→ Exercise brief: Copy out every record below with complete accuracy.

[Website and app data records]

_ _ _ _ _ _ _

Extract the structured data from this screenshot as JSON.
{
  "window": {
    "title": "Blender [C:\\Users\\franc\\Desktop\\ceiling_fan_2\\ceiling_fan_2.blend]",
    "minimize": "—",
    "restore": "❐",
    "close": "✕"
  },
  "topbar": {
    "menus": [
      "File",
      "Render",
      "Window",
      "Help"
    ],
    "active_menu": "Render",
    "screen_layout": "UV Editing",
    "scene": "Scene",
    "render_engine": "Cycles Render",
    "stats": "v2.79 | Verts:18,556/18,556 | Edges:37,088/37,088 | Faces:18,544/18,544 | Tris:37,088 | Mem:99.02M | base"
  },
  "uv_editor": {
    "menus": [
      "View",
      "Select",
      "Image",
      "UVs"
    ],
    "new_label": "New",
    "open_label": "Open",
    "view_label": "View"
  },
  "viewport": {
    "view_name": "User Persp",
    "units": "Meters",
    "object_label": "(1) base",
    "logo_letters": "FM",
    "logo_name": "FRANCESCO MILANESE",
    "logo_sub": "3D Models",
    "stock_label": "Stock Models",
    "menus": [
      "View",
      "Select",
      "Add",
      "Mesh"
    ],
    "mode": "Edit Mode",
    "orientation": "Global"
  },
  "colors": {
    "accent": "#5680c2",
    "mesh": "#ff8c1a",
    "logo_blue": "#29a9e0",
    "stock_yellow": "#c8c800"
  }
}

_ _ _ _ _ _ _

→ Answer to this problem:
Extract the structured data from this screenshot as JSON.
{
  "window": {
    "title": "Blender [C:\\Users\\franc\\Desktop\\ceiling_fan_2\\ceiling_fan_2.blend]",
    "minimize": "—",
    "restore": "❐",
    "close": "✕"
  },
  "topbar": {
    "menus": [
      "File",
      "Render",
      "Window",
      "Help"
    ],
    "active_menu": "Render",
    "screen_layout": "UV Editing",
    "scene": "Scene",
    "render_engine": "Cycles Render",
    "stats": "v2.79 | Verts:18,556/18,556 | Edges:37,088/37,088 | Faces:18,544/18,544 | Tris:37,088 | Mem:99.02M | base"
  },
  "uv_editor": {
    "menus": [
      "View",
      "Select",
      "Image",
      "UVs"
    ],
    "new_label": "New",
    "open_label": "Open",
    "view_label": "View"
  },
  "viewport": {
    "view_name": "User Persp",
    "units": "Meters",
    "object_label": "(1) base",
    "logo_letters": "FM",
    "logo_name": "FRANCESCO MILANESE",
    "logo_sub": "3D Models",
    "stock_label": "Stock Models",
    "menus": [
      "View",
      "Select",
      "Add",
      "Mesh"
    ],
    "mode": "Edit Mode",
    "orientation": "Global"
  },
  "colors": {
    "accent": "#5680c2",
    "mesh": "#ff8c1a",
    "logo_blue": "#29a9e0",
    "stock_yellow": "#c8c800"
  }
}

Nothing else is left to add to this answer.